Applicants to the joint degree programs should do the following:
- Complete application forms for DLS and Penn State Harrisburg Graduate School;
- Take the Law School Admission Test (LSAT);
- Complete an LSDAS report;
- Submit a one-page personal statement;
- Submit employment records since high school;
- Submit two recommendations.
Undergraduate transcripts should indicate the completion of courses in mathematics through integral calculus, as well as two courses each in both general physics and chemistry.
To be eligible to earn the Juris Doctor degree, a candidate must earn credit for 88 semester hours of course work. The EPC program requires 30 graduate credits (400 level or higher).
A maximum of 8 credits for Dickinson School of Law course work may be transferred for credit toward the M.S. in E.P.C. degree and a maximum of 12 credits for DSL coursework may be transferred for credit toward the M.E.P.C. degree at PSH, subject to PSH approval based on relevance to the EPC program.

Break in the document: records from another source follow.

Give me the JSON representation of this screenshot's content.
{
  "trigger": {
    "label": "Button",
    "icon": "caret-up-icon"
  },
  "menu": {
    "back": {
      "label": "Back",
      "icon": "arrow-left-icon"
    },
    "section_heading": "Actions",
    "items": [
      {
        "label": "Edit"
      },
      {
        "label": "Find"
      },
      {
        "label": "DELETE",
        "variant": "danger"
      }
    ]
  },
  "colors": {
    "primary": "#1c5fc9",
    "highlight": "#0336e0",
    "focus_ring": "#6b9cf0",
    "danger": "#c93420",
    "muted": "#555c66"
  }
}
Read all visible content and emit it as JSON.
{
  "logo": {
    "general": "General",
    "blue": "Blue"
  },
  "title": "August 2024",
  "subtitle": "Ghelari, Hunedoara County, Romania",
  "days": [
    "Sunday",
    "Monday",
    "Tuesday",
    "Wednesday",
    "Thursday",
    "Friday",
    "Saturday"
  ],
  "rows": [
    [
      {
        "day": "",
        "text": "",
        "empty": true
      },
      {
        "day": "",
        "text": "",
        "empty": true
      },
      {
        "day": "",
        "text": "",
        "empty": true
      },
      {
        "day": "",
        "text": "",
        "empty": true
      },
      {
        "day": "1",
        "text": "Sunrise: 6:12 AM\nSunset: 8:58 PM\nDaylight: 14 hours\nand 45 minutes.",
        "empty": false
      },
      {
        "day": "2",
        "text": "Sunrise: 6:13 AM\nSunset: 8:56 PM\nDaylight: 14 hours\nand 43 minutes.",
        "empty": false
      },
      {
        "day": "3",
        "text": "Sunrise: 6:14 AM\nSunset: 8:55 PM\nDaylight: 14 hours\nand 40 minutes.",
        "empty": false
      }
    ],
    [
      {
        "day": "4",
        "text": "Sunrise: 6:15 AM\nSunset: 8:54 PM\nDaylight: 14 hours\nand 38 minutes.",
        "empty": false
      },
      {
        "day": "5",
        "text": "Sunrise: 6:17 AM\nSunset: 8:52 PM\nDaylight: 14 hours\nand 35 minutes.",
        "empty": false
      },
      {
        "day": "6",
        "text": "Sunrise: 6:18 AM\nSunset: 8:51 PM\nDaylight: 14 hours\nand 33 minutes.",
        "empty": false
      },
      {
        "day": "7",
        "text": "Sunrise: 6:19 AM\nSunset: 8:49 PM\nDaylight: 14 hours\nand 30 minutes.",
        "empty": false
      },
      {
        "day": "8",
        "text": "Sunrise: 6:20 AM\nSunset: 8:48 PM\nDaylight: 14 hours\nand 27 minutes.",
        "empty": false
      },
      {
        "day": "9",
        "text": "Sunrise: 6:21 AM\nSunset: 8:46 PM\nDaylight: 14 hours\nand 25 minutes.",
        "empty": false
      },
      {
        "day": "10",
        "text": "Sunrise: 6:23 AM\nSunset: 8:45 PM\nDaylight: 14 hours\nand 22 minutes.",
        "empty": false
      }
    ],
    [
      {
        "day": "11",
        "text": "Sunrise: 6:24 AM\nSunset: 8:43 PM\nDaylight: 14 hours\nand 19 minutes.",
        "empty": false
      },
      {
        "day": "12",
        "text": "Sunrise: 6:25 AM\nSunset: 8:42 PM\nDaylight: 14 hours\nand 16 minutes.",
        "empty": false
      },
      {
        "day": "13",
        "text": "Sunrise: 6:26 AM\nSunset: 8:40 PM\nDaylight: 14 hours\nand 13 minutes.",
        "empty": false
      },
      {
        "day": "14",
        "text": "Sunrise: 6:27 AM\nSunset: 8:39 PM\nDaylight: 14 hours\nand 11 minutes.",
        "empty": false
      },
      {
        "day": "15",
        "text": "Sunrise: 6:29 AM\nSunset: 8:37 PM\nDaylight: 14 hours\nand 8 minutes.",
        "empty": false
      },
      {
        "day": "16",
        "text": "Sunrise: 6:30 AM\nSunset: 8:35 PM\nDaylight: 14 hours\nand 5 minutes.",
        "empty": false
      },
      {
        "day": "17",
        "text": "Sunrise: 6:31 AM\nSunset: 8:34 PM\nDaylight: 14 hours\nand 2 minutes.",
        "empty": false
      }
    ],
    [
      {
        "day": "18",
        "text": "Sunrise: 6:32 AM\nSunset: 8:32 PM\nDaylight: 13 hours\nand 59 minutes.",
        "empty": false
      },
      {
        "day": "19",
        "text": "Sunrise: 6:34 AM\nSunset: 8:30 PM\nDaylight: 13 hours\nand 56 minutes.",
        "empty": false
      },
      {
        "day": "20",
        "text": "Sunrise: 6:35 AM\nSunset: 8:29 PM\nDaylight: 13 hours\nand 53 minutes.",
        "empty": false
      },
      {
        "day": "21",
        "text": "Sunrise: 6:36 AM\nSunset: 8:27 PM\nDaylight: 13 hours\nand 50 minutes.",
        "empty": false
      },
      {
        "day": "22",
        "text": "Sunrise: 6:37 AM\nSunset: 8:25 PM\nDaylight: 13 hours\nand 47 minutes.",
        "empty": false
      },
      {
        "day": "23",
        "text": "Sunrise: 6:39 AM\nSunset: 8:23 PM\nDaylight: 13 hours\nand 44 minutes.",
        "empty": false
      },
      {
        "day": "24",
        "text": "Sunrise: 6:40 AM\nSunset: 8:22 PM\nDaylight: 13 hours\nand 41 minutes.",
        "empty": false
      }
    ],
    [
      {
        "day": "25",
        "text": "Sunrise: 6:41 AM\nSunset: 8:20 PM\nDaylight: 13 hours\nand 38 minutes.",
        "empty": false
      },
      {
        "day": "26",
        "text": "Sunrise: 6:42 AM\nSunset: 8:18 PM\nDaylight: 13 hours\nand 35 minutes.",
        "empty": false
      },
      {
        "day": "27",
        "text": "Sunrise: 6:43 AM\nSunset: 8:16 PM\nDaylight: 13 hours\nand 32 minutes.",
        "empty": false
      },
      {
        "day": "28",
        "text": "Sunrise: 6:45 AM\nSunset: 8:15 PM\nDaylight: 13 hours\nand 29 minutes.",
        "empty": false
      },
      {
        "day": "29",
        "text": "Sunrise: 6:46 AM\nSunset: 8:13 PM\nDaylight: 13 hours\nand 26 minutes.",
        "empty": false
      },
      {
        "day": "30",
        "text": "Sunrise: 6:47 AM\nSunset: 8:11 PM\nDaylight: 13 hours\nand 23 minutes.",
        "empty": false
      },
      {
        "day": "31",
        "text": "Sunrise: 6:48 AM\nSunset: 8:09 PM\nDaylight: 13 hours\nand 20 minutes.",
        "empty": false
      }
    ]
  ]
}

A maximum of 12 credits for EPC course work with a grade of "B" or better may be transferred for credit toward the J.D. degree at DSL. Courses for which such credit may be applied shall be subject to approval by the DSL faculty.
It is anticipated that students will complete a minimum of 77 credits from DSL and 21 credits (not including an internship) from PSH in order to obtain the J.D. and E.P.C. degrees. A student in the program may, however, obtain either degree prior to completing all requirements for the other. Students must earn at least a 3.0 grade point average to be eligible for the E.P.C. degree.
Advising of Students
All students in the program will have two advisers – one from Dickinson School of Law and one from Penn State Harrisburg.
Dickinson School of Law and Penn State Harrisburg will each charge their own tuition to students in the JD/EPC program.
For a list of courses, visit the Whitebook.
This page is not a part of the official Penn State University Bulletin.